Montana Earth Science Picture of the Week

Thin-Skinned Thrusts Along The Rocky Mountain Front

Photo taken by Bobak Ha'Eri, on June 3, 2009 (Wikipedia).

The "front" of what? . . .
This aerial photo, which was taken 65 miles west of Great Falls, shows the Rocky Mountain Front; one of Montana's most treasured areas. The Front is the eastern edge of the Rockies and the adjacent prairie, extending from the Simms area (map) northward through Browning into Canada (map). In other parts of Montana, the transition from mountains to prairie is much more gradual, so perhaps the name comes from the fact that travelers heading west across the prairie could see the abrupt "front" of these mountains from many miles away. The Front, which is valued for its beautiful ranches, incredible scenery, and outdoor opportunities, is also recognized as one of the nation's most important wildlife areas. Grizzly bears still wander down onto the plains in the spring and almost all other pre-settlement plants and animals (except the bison) are still present. Migratory waterfowl (photo) use the abundant wetlands found along The Front, and the diverse mix of habitats supports many species.

There's been a disturbance . . .
The ridges in the photo are layers of Madison limestone, made of sediment deposited on the floor of a shallow ocean over 300 million years ago (map). Like many mountains throughout the world, visitors to this range can find fossils of ancient sea creatures thousands of feet above sea level. The presence of mountains and the fossils they contain prove that this part of the Earth's crust was disturbed (a.k.a. "messed up", deformed). Quite often such disturbances involve crustal plates colliding - and that was definitely the case here. From about 80 to 40 million years ago, the Pacific Plate was slowly pushing into the North American plate many miles to the west of Montana (map), inching layers of rock upward and causing scattered areas of volcanism from Mexico to northern Canada.

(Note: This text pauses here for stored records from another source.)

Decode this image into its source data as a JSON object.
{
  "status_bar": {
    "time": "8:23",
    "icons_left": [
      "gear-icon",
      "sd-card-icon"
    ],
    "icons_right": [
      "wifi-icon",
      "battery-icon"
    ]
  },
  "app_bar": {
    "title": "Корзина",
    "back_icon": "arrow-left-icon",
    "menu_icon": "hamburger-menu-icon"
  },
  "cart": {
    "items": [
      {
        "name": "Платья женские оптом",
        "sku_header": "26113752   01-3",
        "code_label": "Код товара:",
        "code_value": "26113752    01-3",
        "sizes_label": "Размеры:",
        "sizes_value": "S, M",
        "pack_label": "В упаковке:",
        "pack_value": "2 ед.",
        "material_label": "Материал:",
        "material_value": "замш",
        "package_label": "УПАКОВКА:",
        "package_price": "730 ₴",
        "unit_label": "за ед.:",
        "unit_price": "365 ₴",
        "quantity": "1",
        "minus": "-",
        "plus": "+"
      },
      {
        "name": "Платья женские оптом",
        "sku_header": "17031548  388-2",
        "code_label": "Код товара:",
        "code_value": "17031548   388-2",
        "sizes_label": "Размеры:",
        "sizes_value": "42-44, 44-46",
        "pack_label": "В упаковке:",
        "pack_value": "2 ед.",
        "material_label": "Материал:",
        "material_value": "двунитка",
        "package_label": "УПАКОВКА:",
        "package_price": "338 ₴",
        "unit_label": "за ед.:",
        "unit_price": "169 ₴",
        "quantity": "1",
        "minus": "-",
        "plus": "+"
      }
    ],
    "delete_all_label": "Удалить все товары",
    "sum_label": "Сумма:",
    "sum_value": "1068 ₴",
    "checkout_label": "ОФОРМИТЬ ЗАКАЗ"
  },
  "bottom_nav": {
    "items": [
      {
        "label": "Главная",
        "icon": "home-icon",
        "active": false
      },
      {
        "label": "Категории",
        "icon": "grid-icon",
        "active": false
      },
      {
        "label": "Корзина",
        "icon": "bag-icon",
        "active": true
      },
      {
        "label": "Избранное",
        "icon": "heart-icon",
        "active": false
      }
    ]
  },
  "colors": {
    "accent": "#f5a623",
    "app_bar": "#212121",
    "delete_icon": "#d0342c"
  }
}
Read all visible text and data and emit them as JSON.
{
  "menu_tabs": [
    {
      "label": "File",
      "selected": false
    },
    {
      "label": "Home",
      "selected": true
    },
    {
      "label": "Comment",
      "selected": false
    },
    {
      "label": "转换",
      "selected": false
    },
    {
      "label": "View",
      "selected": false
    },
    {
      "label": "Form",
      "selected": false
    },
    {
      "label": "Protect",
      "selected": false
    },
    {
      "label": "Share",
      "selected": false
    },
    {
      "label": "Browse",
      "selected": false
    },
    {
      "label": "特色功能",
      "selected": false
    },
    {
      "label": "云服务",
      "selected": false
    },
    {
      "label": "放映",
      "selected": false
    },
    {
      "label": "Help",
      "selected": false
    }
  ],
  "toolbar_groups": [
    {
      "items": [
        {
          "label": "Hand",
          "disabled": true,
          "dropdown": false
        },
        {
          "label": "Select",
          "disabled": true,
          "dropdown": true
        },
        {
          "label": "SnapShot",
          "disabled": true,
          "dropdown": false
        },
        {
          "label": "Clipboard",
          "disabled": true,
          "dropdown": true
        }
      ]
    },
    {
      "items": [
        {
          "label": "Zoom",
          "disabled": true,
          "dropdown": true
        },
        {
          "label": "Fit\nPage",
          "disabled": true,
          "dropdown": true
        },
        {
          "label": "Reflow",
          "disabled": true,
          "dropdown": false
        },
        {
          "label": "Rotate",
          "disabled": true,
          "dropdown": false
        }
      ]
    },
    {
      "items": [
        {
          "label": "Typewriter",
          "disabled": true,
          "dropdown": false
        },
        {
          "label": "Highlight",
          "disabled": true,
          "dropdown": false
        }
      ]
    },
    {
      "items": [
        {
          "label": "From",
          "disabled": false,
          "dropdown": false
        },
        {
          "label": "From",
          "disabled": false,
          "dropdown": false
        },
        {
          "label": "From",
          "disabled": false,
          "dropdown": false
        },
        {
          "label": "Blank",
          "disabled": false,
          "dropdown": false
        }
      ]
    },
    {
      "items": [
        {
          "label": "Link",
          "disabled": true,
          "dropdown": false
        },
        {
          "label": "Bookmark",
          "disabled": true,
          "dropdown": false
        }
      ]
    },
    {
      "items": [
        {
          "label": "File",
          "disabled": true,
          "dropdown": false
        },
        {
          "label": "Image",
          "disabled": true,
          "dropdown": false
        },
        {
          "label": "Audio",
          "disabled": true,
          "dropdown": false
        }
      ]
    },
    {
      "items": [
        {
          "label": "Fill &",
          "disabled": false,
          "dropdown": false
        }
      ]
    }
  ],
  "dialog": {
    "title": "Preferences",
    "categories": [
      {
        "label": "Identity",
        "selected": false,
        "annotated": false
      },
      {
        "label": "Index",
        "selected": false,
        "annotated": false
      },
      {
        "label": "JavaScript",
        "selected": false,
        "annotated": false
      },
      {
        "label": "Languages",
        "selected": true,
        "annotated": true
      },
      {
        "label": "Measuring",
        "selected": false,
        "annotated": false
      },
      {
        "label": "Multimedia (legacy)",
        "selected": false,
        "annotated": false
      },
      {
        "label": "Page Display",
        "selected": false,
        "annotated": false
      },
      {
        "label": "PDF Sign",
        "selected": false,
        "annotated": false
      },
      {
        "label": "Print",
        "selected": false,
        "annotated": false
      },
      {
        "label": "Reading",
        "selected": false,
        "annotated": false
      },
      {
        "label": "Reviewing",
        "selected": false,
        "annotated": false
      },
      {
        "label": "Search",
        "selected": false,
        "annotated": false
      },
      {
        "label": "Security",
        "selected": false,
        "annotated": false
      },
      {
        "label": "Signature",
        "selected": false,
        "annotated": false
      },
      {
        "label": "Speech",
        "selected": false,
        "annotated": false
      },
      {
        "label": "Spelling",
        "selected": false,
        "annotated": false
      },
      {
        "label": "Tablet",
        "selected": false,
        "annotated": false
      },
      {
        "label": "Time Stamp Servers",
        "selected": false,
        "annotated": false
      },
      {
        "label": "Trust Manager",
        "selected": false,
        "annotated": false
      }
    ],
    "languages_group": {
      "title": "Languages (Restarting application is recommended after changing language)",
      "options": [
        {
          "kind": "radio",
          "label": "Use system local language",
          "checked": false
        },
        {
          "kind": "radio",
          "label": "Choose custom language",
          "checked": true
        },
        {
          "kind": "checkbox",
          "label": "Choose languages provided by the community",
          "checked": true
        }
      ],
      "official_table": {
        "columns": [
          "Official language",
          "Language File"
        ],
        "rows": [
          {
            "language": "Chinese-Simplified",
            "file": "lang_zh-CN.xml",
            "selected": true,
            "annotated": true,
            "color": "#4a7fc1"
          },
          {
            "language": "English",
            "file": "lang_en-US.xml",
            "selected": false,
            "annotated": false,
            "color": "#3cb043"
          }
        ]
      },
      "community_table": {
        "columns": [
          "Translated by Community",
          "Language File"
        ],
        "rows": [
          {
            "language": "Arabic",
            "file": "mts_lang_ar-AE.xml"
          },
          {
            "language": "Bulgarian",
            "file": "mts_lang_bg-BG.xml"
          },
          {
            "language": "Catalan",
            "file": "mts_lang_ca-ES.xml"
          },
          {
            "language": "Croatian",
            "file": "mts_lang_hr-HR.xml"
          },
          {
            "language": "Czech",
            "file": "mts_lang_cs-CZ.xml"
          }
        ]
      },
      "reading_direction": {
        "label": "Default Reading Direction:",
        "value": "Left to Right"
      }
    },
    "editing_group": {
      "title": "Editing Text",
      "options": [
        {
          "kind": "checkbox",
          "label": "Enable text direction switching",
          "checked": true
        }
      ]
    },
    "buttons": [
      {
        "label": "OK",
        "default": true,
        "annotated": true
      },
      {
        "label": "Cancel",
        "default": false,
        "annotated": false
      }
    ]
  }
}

This collision gave rise to the Rocky Mountains. Layers formed on ancient ocean floors were uplifted, folded, faulted, or tilted . . . or all of the above. It can get messy! But these geological messes are the mountains we have today. In contrast, layers beneath the soils of eastern Montana were disturbed very little, so that part of the state is fairly flat.

Like shingles on a roof . . .
For obvious reasons the part of the Rockies shown in the photo was named the "Sawtooth Range" (#11 on this map). The Sawtooths and other mountains along The Front are associated with of one of Montana's most famous geologic features . . . It's called the "Lewis Thrust Belt", and ever since it was discovered it in the early 1900s, it has been considered one of the world's classic geologic structures. In this thrust belt, fractures formed in sedimentary rock formations and then rock layers on west side of the fault(s) slid up and over layers to the east. Huge slabs of sedimentary rock slid eastward as far as 50 miles, slowly pushed by the same collision that caused the faults. These slabs sit where Glacier Park and the Great Bear, Bob Marshall, and Scapegoat Wilderness Areas are today (map) . However, in the Sawtooth Range the thrust-faulting happened a little differently (see diagram). The slabs that slid up and over were thinner, and there were more faults than were formed to the north and west. Before the thrust-faulting, the fragmented pink areas on the diagram were once a single, continuous, horizontal layer. The long, north-south ridges in the photo above are the upturned edges (another photo) of these thinner slabs of Madison limestone that slid eastward and onto younger rock layers like the shingles on a roof. (Diagram courtesy of Montana Bureau of Mines and Geology Publication: "Profiles of Montana Geology")

What goes up . . .
Ever since these mountains started forming, weathering and erosion have been working to wear them down. Rivers from the Continental Divide to the west carved outlets through the thrust-faulted layers, transporting water and sediment to the Missouri River. The Sun River, which joins the Missouri near Great Falls, can be seen in the photo at the top of this page. Gibson Reservoir (also in top photo) on the Sun River stores spring run-off that is used throughout the summer to irrigate farmland between here and Great Falls. The photo below provides a view of the Sun River exiting its canyon on the way to Great Falls. The lone hiker is standing on Castle Reef (Madison limestone) looking south toward Sawtooth Ridge. Can you figure out where these locations are on the aerial photo at the top of this page?

Below: Photo of the Sun River flowing onto the Rocky Mountain Front by Matt Affholter

Term: thrust-fault, converging plate boundary


*Geology of the Rocky Mountains
*Lewis Overthrust in Glacier Park
Nature Conservancy Slide-Show: Grizzlies on the Front
Map of Faults in the Gibson Dam Area
*The Nature Conservancy
List of pictures of the week

By Rod Benson
Earth Science Teacher at Helena High School